Having bar() defined in the "current translation" and some other library would cause undefined behaviour, where your reasoning would no longer apply.

>  Again, the key sentence from #8:  Library components

This is not where an "entire program" is referenced.

> I could not find the phrase "full library" (or variations) in the C99 Standard.

I used the word "full" to emphasise that libraries are not considered piece-wise by the standard when it talks about an "entire program".

> Citation please, from the C standard (any one of C89, C99, or C11).

Given that neither the notion of static vs shared libraries, not their organisation, is addressed by the standard, any discussion at this level is not portable, and any use of implementation details, in situations that cause undefined behaviour in the standard, even if it is consistent within the Implementation, is non-conformant. I stress the "use" not the "details".

> It's odd to think of GNU C as not being conformant.

I did not say GNU C was non-coformant (even though it may be). As I explained in earlier messages in this thread, it is the "program", not the "tool", that is non-conformant if the one definition requirement is violated.

> I did some experiments last night on this very subject. 

And, as far as I can tell, they were consistent with my description, wherein the linker pulls previously archived object files from a static library, ignoring other object files whenever it can. Which is perfectly fine when there is no more than one definition of any external symbol in the entire program, and is a trivially acceptable form of undefined behaviour otherwise.

> At first, I used Linux but curious, I went and did the same experiments on Solaris

As mentioned by others, Linux and Solaris have a common Unix heritage and adhere to other common standards, so one should expect similar behaviours. So as a demonstration of portability, this is quite weak.

We have an elephant in the room here, and let me just name it: Windows. Once somebody demonstrates similar techniques on Windows, we could talk about real-world portability.

> They are not pre-linked executables.  Well, mostly.  I know you can execute libc under Linux:

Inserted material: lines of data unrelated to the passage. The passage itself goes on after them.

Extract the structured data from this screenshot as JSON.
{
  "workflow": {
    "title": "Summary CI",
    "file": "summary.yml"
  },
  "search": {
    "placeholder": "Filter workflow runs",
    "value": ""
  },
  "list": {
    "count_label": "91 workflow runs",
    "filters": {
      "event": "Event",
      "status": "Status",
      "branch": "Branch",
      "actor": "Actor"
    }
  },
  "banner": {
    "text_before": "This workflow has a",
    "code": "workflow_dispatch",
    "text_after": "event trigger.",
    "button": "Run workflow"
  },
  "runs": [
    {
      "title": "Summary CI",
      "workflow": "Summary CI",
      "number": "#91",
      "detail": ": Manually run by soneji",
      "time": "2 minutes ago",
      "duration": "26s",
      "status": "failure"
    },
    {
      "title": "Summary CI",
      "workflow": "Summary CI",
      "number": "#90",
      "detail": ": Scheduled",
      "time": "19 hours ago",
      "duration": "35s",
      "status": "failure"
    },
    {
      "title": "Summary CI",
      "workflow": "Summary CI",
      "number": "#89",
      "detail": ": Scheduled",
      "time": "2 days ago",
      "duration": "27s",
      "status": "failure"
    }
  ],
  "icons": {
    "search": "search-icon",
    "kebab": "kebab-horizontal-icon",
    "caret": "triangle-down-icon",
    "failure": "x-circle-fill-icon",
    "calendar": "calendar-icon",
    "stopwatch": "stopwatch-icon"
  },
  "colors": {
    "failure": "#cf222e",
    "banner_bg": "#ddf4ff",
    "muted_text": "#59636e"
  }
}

To execute means more than just run something like a program in a shell. And an executable means more than the main executable program file. Any, anyway, the emphasis should have been on "pre-linked" rather than "executable".

> Wow!  It worked!  Even with func1() and func2() in the same translation unit, func1() is calling func2() from translation unit myfunc2.  And it's not Linux! (for the record, it worked under Linux).

Great. Now you might go back to my response to Luiz and address concerns "First" and "Second" there.

> I'm not reading "undefined behavior" there, I see "error" there.

There is no "error" in the standard. What you call an "error", is "undefined behaviour", because "If a ‘‘shall’’ or ‘‘shall not’’ requirement [...] is violated, the behavior is undefined", which I said in my first message in this thread.